---------- Information ----------

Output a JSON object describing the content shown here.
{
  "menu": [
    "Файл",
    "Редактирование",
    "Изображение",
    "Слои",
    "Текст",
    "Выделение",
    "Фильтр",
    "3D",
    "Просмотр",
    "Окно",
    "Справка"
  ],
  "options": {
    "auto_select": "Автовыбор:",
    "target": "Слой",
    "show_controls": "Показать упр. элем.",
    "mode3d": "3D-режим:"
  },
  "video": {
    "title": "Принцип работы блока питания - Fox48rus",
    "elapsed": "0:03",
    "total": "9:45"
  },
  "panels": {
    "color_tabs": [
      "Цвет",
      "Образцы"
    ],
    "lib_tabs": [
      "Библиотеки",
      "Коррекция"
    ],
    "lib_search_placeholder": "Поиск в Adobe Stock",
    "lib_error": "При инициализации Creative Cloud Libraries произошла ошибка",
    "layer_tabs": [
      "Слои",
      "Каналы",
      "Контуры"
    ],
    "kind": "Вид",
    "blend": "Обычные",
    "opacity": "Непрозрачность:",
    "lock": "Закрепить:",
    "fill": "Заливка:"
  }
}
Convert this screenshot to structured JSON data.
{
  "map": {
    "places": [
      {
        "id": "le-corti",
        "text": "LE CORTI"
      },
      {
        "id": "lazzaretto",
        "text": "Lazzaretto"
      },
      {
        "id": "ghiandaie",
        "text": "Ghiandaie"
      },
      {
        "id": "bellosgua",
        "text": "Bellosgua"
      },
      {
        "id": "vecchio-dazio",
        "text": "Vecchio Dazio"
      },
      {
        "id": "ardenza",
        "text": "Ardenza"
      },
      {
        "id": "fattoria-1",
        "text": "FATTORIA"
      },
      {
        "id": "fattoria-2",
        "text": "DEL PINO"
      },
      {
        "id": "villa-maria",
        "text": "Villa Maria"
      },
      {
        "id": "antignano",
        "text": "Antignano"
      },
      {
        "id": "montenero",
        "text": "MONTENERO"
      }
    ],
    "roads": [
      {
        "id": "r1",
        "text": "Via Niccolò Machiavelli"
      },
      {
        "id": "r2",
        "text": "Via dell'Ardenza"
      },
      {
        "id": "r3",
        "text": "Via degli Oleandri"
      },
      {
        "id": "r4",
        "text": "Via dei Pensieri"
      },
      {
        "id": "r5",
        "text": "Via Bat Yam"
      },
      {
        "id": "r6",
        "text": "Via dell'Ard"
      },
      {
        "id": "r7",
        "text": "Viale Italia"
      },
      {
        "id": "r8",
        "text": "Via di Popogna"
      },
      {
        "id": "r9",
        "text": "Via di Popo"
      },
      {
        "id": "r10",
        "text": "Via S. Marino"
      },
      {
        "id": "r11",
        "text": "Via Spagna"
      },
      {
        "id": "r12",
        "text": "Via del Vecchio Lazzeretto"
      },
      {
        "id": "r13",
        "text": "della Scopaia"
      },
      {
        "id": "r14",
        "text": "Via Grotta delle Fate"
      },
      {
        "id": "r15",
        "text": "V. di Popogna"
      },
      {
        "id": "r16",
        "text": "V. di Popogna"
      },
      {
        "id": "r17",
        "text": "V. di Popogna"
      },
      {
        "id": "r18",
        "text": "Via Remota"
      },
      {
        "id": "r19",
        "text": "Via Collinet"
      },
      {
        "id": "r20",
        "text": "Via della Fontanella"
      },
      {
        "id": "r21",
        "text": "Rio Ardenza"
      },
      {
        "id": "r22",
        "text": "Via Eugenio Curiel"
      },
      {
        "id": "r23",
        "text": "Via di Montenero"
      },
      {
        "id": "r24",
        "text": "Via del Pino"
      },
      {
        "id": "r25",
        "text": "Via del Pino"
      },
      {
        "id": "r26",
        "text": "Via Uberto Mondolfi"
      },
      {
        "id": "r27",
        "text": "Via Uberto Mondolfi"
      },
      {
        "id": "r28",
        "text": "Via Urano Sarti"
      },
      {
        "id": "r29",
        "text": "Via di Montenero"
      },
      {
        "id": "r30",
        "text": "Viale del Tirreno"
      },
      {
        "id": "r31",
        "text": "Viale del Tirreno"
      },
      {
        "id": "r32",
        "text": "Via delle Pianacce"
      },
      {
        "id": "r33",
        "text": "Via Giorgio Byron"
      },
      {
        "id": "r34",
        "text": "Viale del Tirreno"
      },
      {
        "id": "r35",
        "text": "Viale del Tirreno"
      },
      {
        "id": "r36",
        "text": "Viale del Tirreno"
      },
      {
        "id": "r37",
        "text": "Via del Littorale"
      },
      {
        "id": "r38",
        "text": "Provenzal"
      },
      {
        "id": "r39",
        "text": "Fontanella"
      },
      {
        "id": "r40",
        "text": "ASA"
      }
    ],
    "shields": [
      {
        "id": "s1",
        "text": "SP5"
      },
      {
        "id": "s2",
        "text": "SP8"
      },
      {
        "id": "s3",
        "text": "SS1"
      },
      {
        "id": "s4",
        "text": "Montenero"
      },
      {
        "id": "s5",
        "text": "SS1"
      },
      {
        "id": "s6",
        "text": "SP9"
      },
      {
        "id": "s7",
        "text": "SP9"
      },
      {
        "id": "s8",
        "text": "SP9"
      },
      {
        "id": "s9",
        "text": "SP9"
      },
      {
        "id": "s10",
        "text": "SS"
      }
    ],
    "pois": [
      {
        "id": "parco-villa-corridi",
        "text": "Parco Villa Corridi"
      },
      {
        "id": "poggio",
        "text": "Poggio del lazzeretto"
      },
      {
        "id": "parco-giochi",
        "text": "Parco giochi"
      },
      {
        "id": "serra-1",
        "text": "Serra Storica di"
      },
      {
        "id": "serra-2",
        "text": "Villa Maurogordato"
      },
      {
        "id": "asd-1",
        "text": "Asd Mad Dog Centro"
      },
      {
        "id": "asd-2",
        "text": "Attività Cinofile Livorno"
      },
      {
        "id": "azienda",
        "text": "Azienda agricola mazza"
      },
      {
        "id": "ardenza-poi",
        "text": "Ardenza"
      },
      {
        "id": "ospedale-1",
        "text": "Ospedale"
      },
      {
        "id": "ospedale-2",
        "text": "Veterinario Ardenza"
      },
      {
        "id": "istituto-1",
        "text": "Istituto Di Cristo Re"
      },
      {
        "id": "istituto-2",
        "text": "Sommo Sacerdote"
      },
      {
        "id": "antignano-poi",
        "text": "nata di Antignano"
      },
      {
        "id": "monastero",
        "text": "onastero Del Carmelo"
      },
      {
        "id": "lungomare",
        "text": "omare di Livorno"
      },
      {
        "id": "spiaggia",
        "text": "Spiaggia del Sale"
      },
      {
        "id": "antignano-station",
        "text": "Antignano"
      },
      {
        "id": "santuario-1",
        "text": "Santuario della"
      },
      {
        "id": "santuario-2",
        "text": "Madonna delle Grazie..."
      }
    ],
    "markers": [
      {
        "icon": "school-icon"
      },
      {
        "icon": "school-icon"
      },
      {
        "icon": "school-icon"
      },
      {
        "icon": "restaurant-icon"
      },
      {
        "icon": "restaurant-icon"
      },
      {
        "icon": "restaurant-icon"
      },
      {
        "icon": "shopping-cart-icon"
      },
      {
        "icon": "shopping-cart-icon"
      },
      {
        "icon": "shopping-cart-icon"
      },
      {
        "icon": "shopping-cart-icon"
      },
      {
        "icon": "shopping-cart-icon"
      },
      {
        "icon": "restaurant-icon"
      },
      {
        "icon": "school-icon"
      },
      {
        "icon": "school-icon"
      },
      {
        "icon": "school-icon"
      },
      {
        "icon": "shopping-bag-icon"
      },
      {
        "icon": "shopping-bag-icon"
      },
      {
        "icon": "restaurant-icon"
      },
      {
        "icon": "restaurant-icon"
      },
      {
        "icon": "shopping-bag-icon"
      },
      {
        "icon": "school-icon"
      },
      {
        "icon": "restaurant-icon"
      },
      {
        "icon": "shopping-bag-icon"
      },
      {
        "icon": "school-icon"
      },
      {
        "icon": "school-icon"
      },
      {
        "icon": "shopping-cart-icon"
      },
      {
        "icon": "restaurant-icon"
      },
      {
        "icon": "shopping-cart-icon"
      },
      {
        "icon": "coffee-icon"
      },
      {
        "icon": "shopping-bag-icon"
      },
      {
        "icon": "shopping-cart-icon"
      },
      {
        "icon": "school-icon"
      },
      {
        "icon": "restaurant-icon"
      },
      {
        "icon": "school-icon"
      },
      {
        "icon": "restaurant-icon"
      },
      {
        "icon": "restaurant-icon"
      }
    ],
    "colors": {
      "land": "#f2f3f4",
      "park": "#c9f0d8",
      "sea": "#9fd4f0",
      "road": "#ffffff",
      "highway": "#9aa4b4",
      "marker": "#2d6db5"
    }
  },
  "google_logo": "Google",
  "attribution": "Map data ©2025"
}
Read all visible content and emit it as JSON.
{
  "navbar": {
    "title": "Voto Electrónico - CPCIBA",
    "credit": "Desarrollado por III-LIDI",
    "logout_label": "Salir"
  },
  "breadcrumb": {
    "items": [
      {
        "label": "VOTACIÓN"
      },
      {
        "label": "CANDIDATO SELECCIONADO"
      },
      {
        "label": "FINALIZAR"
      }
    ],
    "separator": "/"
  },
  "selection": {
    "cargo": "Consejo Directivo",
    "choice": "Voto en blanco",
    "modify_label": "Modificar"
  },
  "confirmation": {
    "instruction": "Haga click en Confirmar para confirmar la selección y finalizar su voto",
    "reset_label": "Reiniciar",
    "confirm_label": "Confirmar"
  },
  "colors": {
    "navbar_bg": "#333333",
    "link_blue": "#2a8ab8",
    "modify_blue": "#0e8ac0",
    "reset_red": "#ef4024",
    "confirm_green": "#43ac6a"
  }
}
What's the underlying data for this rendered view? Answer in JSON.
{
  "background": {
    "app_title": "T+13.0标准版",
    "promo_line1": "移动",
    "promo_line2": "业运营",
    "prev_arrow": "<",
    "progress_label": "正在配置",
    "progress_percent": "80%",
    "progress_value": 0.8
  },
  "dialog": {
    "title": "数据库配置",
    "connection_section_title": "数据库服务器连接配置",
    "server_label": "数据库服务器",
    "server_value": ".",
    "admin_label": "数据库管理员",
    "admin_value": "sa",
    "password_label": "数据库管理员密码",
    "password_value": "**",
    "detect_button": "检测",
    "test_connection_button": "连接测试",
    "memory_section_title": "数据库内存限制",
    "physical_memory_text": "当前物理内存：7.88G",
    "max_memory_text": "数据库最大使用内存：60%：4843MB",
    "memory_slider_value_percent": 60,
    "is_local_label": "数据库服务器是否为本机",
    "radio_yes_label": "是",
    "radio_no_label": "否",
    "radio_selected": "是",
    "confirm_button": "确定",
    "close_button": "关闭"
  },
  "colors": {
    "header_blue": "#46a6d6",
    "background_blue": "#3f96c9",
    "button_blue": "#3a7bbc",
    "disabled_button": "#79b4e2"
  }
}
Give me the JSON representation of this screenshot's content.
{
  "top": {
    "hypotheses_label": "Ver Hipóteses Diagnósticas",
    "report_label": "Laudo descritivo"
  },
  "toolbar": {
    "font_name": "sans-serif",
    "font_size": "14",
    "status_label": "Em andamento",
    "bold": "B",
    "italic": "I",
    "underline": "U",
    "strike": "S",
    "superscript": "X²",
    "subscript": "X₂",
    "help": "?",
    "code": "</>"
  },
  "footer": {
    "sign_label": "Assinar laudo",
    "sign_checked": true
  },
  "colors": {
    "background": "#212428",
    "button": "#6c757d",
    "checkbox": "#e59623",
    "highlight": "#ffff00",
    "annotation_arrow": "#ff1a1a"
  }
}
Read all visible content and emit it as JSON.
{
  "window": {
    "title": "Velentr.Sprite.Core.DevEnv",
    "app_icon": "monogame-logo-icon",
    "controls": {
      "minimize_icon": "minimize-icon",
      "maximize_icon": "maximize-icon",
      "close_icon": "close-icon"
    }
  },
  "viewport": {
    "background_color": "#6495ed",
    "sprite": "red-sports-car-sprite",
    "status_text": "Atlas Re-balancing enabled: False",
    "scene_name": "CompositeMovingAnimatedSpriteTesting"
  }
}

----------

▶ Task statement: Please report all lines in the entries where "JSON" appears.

▶ Written solution:
Output a JSON object describing the content shown here.
Convert this screenshot to structured JSON data.
Read all visible content and emit it as JSON.
What's the underlying data for this rendered view? Answer in JSON.
Give me the JSON representation of this screenshot's content.
Read all visible content and emit it as JSON.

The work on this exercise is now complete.